One of the key features of Binwalk is its ability to recursively scan firmware images and extract multiple levels of data. For example, if an image contains a compressed file, Binwalk can extract the compressed file and then scan the contents to identify any further embedded files. This makes Binwalk a powerful tool for uncovering hidden data and information within firmware images.
In addition to its signature-based scanning and extraction capabilities, Binwalk also includes several other features that make it a useful tool for firmware analysis. These features include the ability to display and manipulate file metadata, carve data from raw image files, and generate entropy plots to help identify encrypted or compressed data.
Looking at some examples from firmware found on the internet we can do some interesting things.
Example: Firmware for the Linksys EA2700 Router
Figure 1: running binwalk on the EA2700 firmware, we see the binary is gzip compressed, using little endian, and is using Squash as its file system.
Figure 2: entropy, specifically compressed or encrypted data in the binary.

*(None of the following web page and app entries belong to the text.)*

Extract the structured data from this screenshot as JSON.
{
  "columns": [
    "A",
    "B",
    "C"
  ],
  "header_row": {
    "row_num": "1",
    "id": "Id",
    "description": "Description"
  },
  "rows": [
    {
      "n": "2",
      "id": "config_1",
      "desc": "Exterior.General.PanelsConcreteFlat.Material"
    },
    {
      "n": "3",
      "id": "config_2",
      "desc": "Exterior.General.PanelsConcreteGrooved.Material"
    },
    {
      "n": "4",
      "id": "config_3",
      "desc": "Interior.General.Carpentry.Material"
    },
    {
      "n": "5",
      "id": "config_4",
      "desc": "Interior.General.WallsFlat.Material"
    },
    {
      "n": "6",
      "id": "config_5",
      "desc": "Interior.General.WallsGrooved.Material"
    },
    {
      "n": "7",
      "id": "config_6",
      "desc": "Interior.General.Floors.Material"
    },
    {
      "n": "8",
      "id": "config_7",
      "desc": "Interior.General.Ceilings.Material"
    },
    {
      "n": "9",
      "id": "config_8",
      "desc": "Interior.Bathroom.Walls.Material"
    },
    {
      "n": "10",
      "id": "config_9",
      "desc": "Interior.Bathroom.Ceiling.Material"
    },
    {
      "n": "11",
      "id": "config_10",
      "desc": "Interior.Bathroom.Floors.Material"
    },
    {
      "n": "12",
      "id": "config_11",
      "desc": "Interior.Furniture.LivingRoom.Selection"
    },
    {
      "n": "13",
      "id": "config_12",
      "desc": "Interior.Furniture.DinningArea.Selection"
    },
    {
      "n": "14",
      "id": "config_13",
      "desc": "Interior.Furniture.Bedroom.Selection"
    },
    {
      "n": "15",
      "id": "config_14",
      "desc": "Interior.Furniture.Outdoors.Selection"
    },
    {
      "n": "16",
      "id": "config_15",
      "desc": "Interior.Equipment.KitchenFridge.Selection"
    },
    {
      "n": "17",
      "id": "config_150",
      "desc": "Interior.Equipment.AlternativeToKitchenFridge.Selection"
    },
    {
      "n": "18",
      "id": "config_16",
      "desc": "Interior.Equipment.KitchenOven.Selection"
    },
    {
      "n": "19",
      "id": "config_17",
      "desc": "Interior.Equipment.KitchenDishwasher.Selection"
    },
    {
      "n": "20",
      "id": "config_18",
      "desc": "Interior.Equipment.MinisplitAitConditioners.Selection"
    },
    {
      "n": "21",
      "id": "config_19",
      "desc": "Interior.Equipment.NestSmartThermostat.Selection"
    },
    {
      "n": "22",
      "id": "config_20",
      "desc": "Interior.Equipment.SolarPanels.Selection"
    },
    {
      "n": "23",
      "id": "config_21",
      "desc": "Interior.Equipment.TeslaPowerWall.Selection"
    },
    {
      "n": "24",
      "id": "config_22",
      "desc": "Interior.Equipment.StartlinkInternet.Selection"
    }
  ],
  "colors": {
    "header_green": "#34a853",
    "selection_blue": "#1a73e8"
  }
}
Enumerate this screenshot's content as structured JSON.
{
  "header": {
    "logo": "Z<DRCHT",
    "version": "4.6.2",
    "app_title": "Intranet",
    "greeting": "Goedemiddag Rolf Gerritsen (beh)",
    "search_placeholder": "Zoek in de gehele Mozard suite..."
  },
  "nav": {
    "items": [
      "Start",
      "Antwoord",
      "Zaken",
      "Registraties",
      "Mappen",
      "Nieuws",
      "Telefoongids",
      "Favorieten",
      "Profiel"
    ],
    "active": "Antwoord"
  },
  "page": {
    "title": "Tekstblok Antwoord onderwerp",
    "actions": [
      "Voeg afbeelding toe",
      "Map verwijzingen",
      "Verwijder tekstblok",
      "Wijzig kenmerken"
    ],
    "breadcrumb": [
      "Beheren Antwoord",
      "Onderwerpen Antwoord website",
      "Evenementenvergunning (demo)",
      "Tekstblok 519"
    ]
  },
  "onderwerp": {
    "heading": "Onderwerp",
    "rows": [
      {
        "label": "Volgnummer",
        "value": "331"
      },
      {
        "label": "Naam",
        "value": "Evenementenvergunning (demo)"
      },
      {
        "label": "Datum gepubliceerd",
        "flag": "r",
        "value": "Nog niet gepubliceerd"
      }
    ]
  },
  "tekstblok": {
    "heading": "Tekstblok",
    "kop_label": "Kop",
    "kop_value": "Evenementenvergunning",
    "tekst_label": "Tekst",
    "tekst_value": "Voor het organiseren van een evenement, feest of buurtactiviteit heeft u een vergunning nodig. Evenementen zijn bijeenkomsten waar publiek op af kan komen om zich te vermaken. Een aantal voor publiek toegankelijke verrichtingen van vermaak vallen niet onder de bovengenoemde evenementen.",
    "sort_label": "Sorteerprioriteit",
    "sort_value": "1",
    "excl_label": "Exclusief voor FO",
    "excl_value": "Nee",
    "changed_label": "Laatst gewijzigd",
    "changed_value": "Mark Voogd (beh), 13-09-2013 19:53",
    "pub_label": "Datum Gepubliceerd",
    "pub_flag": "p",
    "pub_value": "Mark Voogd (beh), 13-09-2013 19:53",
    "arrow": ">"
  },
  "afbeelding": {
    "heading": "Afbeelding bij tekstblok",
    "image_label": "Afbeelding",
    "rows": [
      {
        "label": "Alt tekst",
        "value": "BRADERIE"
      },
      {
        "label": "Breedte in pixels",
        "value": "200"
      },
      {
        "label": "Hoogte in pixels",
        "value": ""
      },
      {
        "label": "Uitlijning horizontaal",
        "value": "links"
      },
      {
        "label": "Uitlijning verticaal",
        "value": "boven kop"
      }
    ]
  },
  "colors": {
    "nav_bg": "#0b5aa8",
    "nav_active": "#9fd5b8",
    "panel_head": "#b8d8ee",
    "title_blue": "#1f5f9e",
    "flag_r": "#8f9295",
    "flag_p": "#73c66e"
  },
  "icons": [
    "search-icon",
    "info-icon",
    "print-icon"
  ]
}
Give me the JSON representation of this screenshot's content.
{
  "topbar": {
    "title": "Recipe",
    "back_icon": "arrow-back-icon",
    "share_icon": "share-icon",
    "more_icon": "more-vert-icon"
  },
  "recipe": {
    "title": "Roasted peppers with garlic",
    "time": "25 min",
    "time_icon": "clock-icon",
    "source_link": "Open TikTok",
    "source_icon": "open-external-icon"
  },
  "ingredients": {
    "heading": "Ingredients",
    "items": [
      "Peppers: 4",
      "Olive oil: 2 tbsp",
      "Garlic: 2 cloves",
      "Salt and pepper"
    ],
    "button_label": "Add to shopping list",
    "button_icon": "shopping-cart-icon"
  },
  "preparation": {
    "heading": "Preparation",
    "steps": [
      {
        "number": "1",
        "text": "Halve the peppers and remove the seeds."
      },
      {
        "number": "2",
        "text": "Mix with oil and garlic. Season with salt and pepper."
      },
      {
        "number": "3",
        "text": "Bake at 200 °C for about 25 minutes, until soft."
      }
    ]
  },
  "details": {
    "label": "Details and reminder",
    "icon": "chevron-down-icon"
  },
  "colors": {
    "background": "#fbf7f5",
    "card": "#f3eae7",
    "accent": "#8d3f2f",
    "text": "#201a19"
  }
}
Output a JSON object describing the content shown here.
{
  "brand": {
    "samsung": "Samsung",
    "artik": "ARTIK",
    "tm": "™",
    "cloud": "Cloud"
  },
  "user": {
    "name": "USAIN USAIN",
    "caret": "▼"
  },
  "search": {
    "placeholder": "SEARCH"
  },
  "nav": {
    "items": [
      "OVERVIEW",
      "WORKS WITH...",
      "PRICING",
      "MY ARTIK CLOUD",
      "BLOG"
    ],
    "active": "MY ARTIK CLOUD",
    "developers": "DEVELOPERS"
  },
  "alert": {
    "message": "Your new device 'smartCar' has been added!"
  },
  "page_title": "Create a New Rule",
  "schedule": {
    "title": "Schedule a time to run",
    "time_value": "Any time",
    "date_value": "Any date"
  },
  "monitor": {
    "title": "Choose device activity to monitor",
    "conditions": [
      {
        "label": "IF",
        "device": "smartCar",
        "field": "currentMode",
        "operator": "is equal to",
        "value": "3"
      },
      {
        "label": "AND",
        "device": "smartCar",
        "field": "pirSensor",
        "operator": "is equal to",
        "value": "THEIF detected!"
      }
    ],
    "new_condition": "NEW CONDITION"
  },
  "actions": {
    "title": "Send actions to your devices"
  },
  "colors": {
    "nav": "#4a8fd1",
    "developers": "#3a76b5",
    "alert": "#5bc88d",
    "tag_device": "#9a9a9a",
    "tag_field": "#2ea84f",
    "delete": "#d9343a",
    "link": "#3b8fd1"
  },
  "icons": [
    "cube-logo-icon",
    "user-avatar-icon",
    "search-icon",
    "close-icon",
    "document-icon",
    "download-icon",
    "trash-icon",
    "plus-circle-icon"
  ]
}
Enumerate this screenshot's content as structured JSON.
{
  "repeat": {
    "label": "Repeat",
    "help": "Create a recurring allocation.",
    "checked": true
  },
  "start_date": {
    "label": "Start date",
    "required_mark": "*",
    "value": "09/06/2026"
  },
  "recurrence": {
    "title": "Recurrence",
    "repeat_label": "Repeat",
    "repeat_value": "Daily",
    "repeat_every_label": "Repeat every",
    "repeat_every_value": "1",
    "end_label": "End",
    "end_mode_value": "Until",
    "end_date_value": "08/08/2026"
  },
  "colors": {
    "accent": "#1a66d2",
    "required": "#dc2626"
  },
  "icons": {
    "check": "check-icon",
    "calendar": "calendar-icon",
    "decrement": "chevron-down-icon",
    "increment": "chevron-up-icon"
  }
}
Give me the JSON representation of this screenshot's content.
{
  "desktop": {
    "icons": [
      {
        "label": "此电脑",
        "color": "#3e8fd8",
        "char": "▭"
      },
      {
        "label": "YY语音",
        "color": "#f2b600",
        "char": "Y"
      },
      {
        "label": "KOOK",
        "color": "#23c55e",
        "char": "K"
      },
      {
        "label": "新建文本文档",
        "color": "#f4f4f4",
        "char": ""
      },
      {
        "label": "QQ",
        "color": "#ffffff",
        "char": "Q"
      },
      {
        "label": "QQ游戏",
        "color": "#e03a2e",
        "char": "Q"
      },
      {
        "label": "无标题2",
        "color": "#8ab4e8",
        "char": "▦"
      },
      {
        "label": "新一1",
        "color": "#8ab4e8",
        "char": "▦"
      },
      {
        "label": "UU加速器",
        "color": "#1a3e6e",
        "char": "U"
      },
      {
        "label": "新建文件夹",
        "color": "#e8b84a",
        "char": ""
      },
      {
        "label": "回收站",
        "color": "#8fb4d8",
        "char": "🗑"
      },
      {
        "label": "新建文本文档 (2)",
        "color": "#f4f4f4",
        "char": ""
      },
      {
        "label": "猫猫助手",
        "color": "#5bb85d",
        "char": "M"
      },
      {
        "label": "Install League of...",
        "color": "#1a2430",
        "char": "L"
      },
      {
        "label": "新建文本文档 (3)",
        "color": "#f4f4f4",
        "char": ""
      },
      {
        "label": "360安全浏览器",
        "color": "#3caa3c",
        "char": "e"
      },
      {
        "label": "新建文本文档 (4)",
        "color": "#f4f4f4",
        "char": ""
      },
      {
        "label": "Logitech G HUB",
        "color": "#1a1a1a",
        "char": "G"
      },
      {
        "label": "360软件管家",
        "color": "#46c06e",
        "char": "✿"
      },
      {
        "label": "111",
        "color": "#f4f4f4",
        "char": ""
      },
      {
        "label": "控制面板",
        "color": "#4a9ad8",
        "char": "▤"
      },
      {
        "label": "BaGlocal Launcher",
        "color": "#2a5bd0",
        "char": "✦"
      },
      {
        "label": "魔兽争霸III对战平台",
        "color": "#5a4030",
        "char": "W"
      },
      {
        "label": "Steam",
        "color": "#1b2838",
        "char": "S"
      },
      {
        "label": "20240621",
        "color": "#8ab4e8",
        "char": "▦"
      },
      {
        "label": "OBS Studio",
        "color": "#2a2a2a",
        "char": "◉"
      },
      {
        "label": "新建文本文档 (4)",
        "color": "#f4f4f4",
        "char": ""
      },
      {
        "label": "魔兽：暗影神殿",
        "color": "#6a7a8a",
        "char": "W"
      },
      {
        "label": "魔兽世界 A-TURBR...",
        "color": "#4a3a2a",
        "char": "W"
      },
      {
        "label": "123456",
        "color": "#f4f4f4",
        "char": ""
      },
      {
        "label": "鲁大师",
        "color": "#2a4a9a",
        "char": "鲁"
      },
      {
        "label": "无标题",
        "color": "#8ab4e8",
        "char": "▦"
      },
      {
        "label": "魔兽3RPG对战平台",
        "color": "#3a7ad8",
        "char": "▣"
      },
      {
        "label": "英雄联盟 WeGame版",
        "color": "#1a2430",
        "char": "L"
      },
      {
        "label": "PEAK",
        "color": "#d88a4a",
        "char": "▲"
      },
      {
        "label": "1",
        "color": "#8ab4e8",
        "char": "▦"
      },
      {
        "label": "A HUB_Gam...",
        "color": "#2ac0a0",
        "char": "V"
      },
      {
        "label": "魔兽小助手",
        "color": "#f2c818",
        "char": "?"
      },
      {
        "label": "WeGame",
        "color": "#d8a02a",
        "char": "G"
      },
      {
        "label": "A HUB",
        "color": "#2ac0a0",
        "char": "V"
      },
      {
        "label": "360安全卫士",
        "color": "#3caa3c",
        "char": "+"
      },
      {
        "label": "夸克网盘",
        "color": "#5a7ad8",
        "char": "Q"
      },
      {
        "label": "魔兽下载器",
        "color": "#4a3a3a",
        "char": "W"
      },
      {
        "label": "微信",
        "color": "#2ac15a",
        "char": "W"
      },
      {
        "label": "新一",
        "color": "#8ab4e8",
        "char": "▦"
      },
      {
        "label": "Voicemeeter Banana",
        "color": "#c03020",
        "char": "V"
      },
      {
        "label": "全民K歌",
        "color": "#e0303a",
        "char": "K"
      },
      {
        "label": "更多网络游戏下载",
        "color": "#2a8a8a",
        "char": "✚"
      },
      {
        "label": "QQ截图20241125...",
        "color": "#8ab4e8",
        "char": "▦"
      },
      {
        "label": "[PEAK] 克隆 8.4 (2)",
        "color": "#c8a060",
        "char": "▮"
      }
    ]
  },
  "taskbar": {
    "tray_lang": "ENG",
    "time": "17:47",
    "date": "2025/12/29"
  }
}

Figure 3: Entropy graph generated by binwalk
Figure 4: using extract flag used to extract known file systems and kernel information from the binary.
Figure 5: extracted firmware directory
Figure 6: running binwalk on ‘piggy’; likely the kernel. This file shows the kernel version being 2.6.22.
Figure 7: squashfs directory listing all the directories of the EA2700 firmware.
Figure 8: the /bin directory of the EA 2700 firmware.
Figure 9: /www directory and files of the EA 2700 firmware.
Figure 10: A quick map and sampling from Shodan of Linksys EA 2700 devices on the internet.
Overall, Binwalk is a powerful and versatile tool that is widely used in the firmware analysis and digital forensics communities. Whether you are a security researcher, digital forensics expert, or just interested in understanding the contents of firmware images, Binwalk is a tool worth checking out.